= Beginning of Section =

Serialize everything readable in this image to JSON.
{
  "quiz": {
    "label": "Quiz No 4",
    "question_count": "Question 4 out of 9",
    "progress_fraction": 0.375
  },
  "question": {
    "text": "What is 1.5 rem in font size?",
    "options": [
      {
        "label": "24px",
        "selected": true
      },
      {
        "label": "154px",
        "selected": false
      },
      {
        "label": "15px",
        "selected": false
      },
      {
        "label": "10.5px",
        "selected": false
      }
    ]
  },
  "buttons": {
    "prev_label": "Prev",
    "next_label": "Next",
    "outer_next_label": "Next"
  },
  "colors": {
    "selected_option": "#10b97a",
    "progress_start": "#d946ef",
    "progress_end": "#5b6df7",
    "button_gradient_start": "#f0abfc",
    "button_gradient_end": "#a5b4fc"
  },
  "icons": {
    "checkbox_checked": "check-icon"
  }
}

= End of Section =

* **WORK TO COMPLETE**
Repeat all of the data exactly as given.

* **ANSWER TO THE EXERCISE**
Serialize everything readable in this image to JSON.
{
  "quiz": {
    "label": "Quiz No 4",
    "question_count": "Question 4 out of 9",
    "progress_fraction": 0.375
  },
  "question": {
    "text": "What is 1.5 rem in font size?",
    "options": [
      {
        "label": "24px",
        "selected": true
      },
      {
        "label": "154px",
        "selected": false
      },
      {
        "label": "15px",
        "selected": false
      },
      {
        "label": "10.5px",
        "selected": false
      }
    ]
  },
  "buttons": {
    "prev_label": "Prev",
    "next_label": "Next",
    "outer_next_label": "Next"
  },
  "colors": {
    "selected_option": "#10b97a",
    "progress_start": "#d946ef",
    "progress_end": "#5b6df7",
    "button_gradient_start": "#f0abfc",
    "button_gradient_end": "#a5b4fc"
  },
  "icons": {
    "checkbox_checked": "check-icon"
  }
}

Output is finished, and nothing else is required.